I divorced my husband back in May 2010 and was given the residential home to live in for 36 months without refinancing the home. Well I decided to sell in a August of 2011. When the title was pulled to show the house had a clean title.... it was discovered tha a lein was placed on the house from an apartment complex that my ex husband lived in and walked out of after we divorced. Can the apt complex put this lein on my house if my ex husband has not lived there since 9/21/2008 and lost the house in our divorce?
4 Answers from Attorneys
You failed to tell us the facts that are important. Was the judgment lien placed on the property while still owned by your husband? Whether or not he lived there is not important.
If you mishandled the divorce, probably yes.
If you had a lawyer and properly had the house deeded to you, no.
You didn't tell us those details so there is no way to answer you as to whether they can or cannot or what remedies, if any, that you have.
Divorce law and real property law are two entirely different things. The divorce court can divide marital property. The key is the word marital - anything is presumptively marital if it was aquired during the marriage and before the date of separation.
The fact that the divorce court "awarded" you the house suggests that the house was allocated to your share. But I don't know if the house was jointly owned by you and your husband and he was orded to quitclaim his interest in the home to you or if the home was somehow your separate property and the court just noted that in its order.
Since you indicate that your ex-husband left the apartment after the divorce, could it be that the home was in both names and you were given possession, but you had to sell in 36 months after the divorce and you were to split the proceeds? If that is the case, then the divorce would have severed the marital relationship but you would still own the realty with your ex-husband and the judgment might be proper. If he had already quitclaimed his share to you before the judgment was entered, then it sounds like the judgment was not proper.
I think I would go back to your family law attorney to ask for an explanation. If it turns out that the judgment was proper, then it would attach to your husband's share of the equity, but in that case, I would go back to the family court to see if they are able to grant added relief, such as alimony since you are compelled to pay a non-marital debt of your husband out of what was supposed to be your share.
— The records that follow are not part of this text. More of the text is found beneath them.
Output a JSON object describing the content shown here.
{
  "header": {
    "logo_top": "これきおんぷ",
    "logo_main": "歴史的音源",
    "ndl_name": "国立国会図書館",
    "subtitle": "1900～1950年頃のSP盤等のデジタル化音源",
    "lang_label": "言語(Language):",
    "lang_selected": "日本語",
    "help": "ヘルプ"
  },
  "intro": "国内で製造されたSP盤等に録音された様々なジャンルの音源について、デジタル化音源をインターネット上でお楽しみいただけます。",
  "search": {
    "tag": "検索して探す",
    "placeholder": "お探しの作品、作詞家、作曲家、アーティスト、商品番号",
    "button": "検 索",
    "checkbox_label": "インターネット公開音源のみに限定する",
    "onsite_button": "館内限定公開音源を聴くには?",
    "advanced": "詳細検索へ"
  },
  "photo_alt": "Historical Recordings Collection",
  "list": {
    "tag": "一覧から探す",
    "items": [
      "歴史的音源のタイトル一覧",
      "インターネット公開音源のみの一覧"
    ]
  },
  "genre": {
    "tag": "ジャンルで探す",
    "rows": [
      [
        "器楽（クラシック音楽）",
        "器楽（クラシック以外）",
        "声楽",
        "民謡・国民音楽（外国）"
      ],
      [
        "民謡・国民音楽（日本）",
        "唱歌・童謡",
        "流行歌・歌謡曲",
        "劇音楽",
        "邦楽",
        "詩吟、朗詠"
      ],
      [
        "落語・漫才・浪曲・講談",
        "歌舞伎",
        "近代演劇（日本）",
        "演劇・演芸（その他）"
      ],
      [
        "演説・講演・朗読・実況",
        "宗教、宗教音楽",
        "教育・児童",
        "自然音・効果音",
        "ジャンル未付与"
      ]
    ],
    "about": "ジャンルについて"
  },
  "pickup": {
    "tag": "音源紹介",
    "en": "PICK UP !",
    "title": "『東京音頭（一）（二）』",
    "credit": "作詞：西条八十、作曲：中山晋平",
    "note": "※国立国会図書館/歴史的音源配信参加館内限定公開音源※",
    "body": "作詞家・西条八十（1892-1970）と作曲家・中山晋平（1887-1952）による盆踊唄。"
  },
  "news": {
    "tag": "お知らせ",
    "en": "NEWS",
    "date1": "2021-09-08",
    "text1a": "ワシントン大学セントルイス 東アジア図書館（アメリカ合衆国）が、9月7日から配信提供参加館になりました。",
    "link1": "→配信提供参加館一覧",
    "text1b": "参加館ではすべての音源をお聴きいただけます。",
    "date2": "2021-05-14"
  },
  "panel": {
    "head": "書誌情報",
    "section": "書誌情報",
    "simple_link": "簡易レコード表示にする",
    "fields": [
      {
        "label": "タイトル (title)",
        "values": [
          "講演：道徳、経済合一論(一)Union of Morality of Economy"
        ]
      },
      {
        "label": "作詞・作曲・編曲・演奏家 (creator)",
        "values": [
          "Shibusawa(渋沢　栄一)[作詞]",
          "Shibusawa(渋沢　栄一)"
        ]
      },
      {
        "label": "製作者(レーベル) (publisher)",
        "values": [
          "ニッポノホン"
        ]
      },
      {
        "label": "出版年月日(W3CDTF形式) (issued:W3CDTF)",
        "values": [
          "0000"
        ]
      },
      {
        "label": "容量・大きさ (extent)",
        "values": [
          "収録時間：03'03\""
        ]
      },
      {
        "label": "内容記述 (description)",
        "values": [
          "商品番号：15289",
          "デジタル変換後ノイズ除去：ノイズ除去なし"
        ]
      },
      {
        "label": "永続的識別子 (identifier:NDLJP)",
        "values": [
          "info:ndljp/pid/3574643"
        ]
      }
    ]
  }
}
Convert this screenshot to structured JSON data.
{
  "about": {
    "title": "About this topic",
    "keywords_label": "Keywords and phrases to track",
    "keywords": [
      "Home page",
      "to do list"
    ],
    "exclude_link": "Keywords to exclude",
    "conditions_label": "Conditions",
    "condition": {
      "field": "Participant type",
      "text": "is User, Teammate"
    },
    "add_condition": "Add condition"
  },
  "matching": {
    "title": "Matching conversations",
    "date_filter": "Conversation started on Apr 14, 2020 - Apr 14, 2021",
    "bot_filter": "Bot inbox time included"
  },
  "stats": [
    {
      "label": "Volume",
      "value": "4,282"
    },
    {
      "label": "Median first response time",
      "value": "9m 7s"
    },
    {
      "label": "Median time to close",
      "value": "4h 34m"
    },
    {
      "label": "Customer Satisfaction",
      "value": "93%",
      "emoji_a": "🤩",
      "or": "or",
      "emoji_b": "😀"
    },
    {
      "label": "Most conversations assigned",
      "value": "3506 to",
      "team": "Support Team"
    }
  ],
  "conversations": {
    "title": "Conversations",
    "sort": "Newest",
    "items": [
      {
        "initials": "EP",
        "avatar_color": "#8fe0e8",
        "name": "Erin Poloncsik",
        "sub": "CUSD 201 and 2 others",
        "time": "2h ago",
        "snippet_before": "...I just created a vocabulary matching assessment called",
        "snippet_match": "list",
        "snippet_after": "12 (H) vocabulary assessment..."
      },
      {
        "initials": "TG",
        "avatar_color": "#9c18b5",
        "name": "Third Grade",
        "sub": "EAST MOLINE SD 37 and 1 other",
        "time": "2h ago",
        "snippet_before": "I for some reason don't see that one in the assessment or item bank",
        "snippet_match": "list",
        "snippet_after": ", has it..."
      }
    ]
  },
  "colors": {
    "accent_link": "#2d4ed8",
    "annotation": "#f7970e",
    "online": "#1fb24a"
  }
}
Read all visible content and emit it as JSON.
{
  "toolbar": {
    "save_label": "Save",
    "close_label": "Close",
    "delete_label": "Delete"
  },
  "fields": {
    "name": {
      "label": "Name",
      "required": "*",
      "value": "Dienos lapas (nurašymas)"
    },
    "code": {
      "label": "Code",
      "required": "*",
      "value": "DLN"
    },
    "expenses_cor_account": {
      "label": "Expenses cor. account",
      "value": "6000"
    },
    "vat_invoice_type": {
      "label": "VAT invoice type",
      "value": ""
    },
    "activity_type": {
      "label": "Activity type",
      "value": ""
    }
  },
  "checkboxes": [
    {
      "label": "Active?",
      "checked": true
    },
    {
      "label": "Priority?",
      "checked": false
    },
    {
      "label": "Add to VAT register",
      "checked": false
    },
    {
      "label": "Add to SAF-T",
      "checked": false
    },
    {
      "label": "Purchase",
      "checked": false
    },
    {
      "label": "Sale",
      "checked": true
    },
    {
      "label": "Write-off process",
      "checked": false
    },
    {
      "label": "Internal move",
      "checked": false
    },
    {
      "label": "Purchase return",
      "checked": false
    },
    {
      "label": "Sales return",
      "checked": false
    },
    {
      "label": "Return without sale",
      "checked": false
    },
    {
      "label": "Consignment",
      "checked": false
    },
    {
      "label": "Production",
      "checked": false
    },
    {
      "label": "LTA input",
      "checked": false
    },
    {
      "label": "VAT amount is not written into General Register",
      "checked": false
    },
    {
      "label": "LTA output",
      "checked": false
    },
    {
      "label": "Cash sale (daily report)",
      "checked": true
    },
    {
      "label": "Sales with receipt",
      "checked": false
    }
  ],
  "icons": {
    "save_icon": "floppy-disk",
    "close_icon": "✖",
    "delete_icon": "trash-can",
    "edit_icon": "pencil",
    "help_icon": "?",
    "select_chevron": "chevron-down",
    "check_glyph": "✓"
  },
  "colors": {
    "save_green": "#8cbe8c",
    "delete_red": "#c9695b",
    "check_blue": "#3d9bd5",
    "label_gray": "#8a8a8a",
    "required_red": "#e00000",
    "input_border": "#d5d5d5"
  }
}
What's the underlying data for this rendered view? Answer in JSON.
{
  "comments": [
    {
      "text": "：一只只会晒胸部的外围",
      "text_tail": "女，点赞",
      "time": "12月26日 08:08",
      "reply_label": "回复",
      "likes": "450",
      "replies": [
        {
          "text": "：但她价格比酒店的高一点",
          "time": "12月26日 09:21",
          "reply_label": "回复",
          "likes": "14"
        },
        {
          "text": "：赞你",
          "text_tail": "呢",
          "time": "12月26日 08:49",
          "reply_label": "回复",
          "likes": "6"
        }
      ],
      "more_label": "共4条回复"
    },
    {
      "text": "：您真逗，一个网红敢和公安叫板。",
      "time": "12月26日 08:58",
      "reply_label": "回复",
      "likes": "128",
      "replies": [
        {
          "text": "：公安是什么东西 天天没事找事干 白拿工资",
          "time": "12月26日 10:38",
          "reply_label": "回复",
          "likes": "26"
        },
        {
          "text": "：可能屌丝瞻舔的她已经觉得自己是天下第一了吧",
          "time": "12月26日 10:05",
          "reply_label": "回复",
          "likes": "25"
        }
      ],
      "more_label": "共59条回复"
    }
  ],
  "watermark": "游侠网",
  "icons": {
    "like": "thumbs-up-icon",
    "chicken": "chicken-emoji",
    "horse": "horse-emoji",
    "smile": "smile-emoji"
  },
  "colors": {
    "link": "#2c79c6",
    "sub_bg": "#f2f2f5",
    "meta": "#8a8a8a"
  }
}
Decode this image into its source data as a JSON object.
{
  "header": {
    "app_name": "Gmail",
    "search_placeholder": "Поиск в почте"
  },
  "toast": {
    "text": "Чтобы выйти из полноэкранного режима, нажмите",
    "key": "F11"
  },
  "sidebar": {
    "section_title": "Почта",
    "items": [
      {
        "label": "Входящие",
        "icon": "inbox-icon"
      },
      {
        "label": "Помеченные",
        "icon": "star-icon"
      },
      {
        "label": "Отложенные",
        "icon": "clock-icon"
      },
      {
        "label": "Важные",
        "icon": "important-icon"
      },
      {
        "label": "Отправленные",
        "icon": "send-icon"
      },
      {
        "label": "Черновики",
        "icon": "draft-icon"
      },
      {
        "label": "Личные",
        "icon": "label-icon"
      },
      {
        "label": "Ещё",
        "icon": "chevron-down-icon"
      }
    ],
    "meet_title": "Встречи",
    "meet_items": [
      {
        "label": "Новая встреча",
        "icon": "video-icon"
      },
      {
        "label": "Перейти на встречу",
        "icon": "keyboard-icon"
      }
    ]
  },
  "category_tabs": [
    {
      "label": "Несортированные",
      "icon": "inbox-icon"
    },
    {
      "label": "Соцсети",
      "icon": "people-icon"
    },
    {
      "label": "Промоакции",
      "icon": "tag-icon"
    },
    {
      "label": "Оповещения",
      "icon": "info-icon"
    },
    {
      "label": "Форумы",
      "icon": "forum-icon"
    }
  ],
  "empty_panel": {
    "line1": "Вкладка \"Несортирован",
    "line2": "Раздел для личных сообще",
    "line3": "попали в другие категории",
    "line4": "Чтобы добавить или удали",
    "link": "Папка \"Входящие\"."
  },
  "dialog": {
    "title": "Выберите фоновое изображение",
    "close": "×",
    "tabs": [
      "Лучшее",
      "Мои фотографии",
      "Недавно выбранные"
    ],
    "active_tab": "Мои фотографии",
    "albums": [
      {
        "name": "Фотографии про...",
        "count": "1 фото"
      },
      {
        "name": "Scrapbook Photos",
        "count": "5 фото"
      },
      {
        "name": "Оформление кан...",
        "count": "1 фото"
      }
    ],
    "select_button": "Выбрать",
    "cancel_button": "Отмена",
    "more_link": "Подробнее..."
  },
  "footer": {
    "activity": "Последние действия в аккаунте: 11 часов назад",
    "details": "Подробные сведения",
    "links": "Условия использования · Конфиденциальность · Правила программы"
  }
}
Pull a 3-in1 credit report from Equifax.com, go to the courthouse clerk that issued the judgment and get a copy of the complete court file on the case, and contact me through my website, kaidenlaw.com.
We are a Georgia Consumer Advocacy Law Firm. We represent the little guy.
Robert Kaiden, Esq.